Several Republicans in addition to Poe have urged for the U.S. to scale back assistance to Pakistan, which has totaled some $20 billion since the Sept. 11, 2001 attacks. “I think it is quite clear that unless we get a clear explanation of what the government of Pakistan knew about the whereabouts of Osama bin Laden, all foreign aid from American taxpayers to this nation needs to cease,” Republican Congressman Allen West said.
Party bosses aren’t so sure. “This is not a time to back away from Pakistan,” House Speaker John Boehner said. “We need more engagement, not less.” Other top Republicans, including Eric Cantor and Jon Kyl, have warned against a “knee-jerk” reaction.
Democrats have splintered as well. “Before we send another dime, we need to know whether Pakistan truly stands with us in the fight against terrorism,” said Democratic Senator Frank Lautenberg of New Jersey.
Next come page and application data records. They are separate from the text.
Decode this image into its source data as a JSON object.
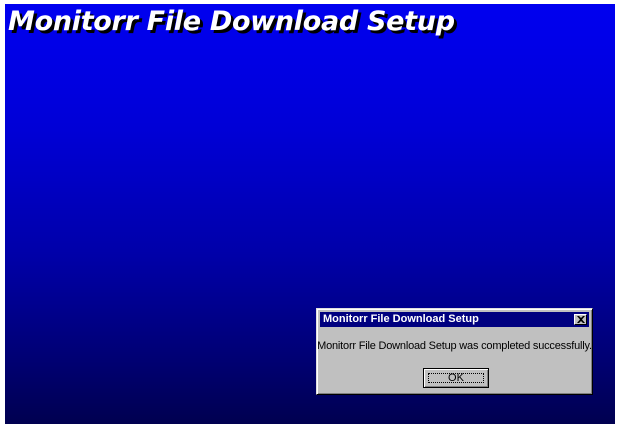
{
  "screen": {
    "title": "Monitorr File Download Setup",
    "background_top": "#0000f0",
    "background_bottom": "#000050"
  },
  "dialog": {
    "title": "Monitorr File Download Setup",
    "message": "Monitorr File Download Setup was completed successfully.",
    "ok_label": "OK",
    "close_icon": "close-icon",
    "titlebar_color": "#000080",
    "face_color": "#c0c0c0"
  }
}
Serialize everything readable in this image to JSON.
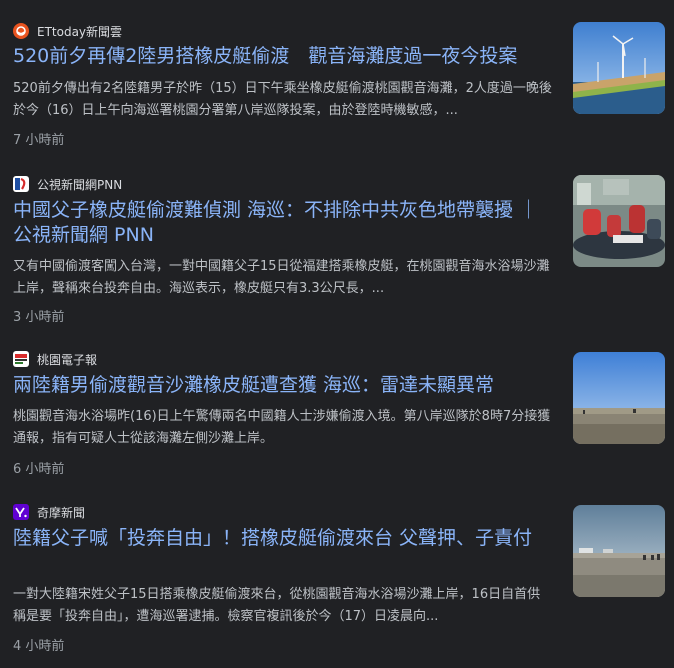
{
  "articles": [
    {
      "source": "ETtoday新聞雲",
      "source_icon": "ettoday-logo-icon",
      "title": "520前夕再傳2陸男搭橡皮艇偷渡　觀音海灘度過一夜今投案",
      "snippet": "520前夕傳出有2名陸籍男子於昨（15）日下午乘坐橡皮艇偷渡桃園觀音海灘，2人度過一晚後於今（16）日上午向海巡署桃園分署第八岸巡隊投案，由於登陸時機敏感，...",
      "time": "7 小時前",
      "thumbnail": "wind-turbine-coast-image"
    },
    {
      "source": "公視新聞網PNN",
      "source_icon": "pts-logo-icon",
      "title": "中國父子橡皮艇偷渡難偵測 海巡：不排除中共灰色地帶襲擾 ｜ 公視新聞網 PNN",
      "snippet": "又有中國偷渡客闖入台灣，一對中國籍父子15日從福建搭乘橡皮艇，在桃園觀音海水浴場沙灘上岸，聲稱來台投奔自由。海巡表示，橡皮艇只有3.3公尺長，...",
      "time": "3 小時前",
      "thumbnail": "rubber-boat-people-image"
    },
    {
      "source": "桃園電子報",
      "source_icon": "taoyuan-epaper-logo-icon",
      "title": "兩陸籍男偷渡觀音沙灘橡皮艇遭查獲 海巡：雷達未顯異常",
      "snippet": "桃園觀音海水浴場昨(16)日上午驚傳兩名中國籍人士涉嫌偷渡入境。第八岸巡隊於8時7分接獲通報，指有可疑人士從該海灘左側沙灘上岸。",
      "time": "6 小時前",
      "thumbnail": "beach-sky-image"
    },
    {
      "source": "奇摩新聞",
      "source_icon": "yahoo-logo-icon",
      "title": "陸籍父子喊「投奔自由」！搭橡皮艇偷渡來台 父聲押、子責付",
      "snippet": "一對大陸籍宋姓父子15日搭乘橡皮艇偷渡來台，從桃園觀音海水浴場沙灘上岸，16日自首供稱是要「投奔自由」，遭海巡署逮捕。檢察官複訊後於今（17）日凌晨向...",
      "time": "4 小時前",
      "thumbnail": "beach-gray-image"
    }
  ],
  "colors": {
    "background": "#202124",
    "title_link": "#8ab4f8",
    "snippet": "#bdc1c6",
    "meta": "#9aa0a6"
  }
}
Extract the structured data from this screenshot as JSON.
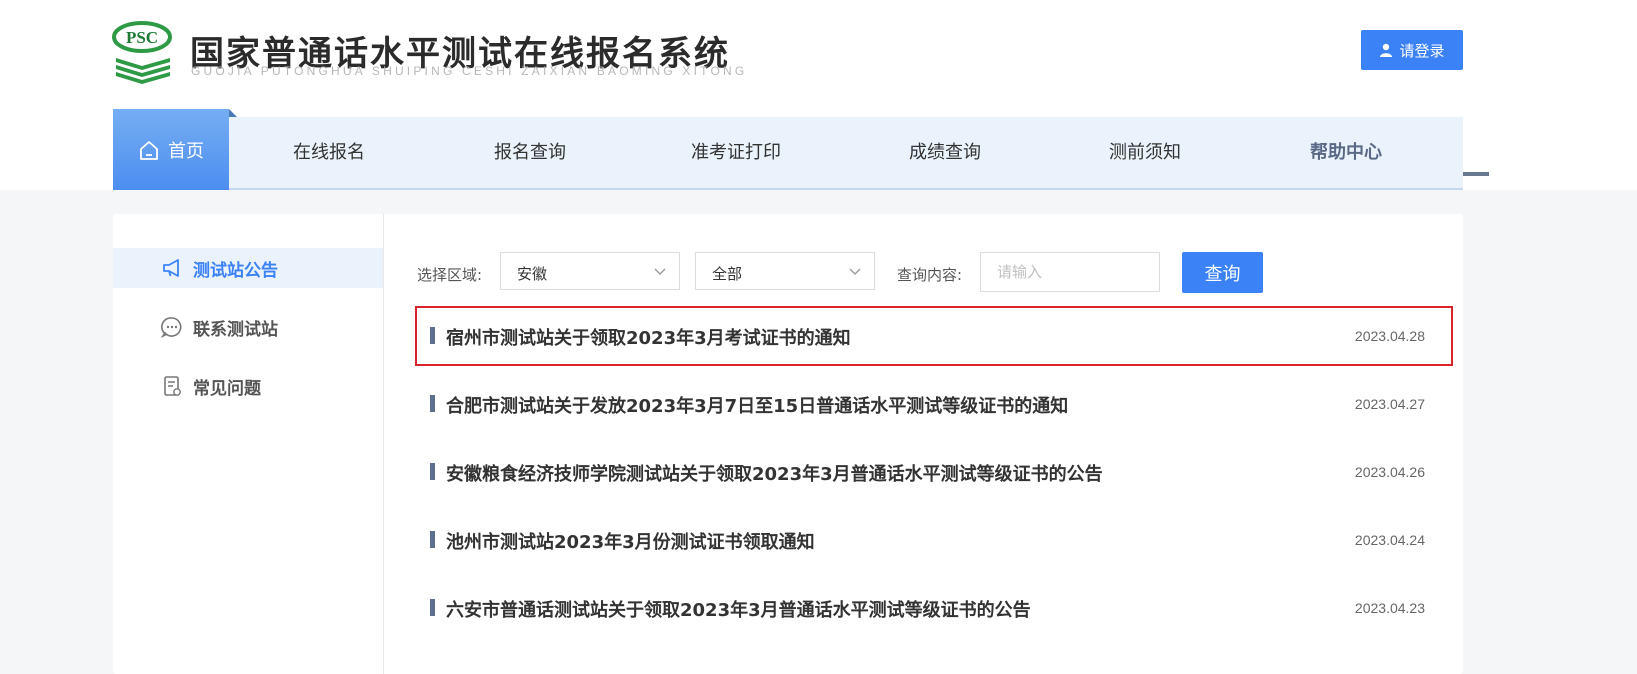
{
  "header": {
    "logo_text": "PSC",
    "title": "国家普通话水平测试在线报名系统",
    "subtitle": "GUOJIA PUTONGHUA SHUIPING CESHI ZAIXIAN BAOMING XITONG",
    "login_label": "请登录"
  },
  "nav": {
    "home_label": "首页",
    "items": [
      {
        "label": "在线报名"
      },
      {
        "label": "报名查询"
      },
      {
        "label": "准考证打印"
      },
      {
        "label": "成绩查询"
      },
      {
        "label": "测前须知"
      },
      {
        "label": "帮助中心",
        "active": true
      }
    ]
  },
  "sidebar": {
    "items": [
      {
        "label": "测试站公告",
        "icon": "megaphone-icon",
        "active": true
      },
      {
        "label": "联系测试站",
        "icon": "chat-icon"
      },
      {
        "label": "常见问题",
        "icon": "document-icon"
      }
    ]
  },
  "filter": {
    "region_label": "选择区域:",
    "region_value": "安徽",
    "scope_value": "全部",
    "query_label": "查询内容:",
    "query_placeholder": "请输入",
    "query_button": "查询"
  },
  "notices": [
    {
      "title": "宿州市测试站关于领取2023年3月考试证书的通知",
      "date": "2023.04.28",
      "highlighted": true
    },
    {
      "title": "合肥市测试站关于发放2023年3月7日至15日普通话水平测试等级证书的通知",
      "date": "2023.04.27"
    },
    {
      "title": "安徽粮食经济技师学院测试站关于领取2023年3月普通话水平测试等级证书的公告",
      "date": "2023.04.26"
    },
    {
      "title": "池州市测试站2023年3月份测试证书领取通知",
      "date": "2023.04.24"
    },
    {
      "title": "六安市普通话测试站关于领取2023年3月普通话水平测试等级证书的公告",
      "date": "2023.04.23"
    }
  ],
  "colors": {
    "accent": "#3b82f6",
    "nav_bg": "#eaf2fc",
    "highlight_border": "#d9222a"
  }
}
The push to freeze aid has pinned the White House in the uncomfortable position of defending an ally whose allegiances were questionable enough that the U.S kept it in the dark prior to Operation Geronimo, lest someone alert bin Laden to the strike. “I think it’s a question of the interests that we share and the cooperation that we’ve forged,” White House Press Secretary Jay Carney said. “It’s a complicated relationship. There’s no question.”
The relationship is fraught on both sides. Pakistan is none too thrilled about a U.S. military incursion on its sovereign territory, and its Ministry of Foreign Affairs vented that frustration in a statement defending its contributions to the war on terrorism. “Pakistan, being mindful of its international obligations, has been extending full and proper cooperation on all counterterrorism efforts, including exchange of information and intelligence. Pursuant to such cooperation, Pakistan had arrested several high profile terrorists,” ministry officials wrote. Secretary of State Hillary Clinton stressed this point in a Monday briefing, declaring that “cooperation with Pakistan helped lead us to bin Laden and the compound in which we was hiding.”
Sunday’s raid sharpened suspicions that a key ally has been playing a double game, but those suspicions have been simmering for a long time. It hasn’t changed the fact that a working relationship remains a necessity for the U.S. As Congress tries to tighten its purse-strings, slashing billions in foreign aid to a frenemy might seem like a logical move. But judging by the reaction of party leaders, it’s unlikely to happen.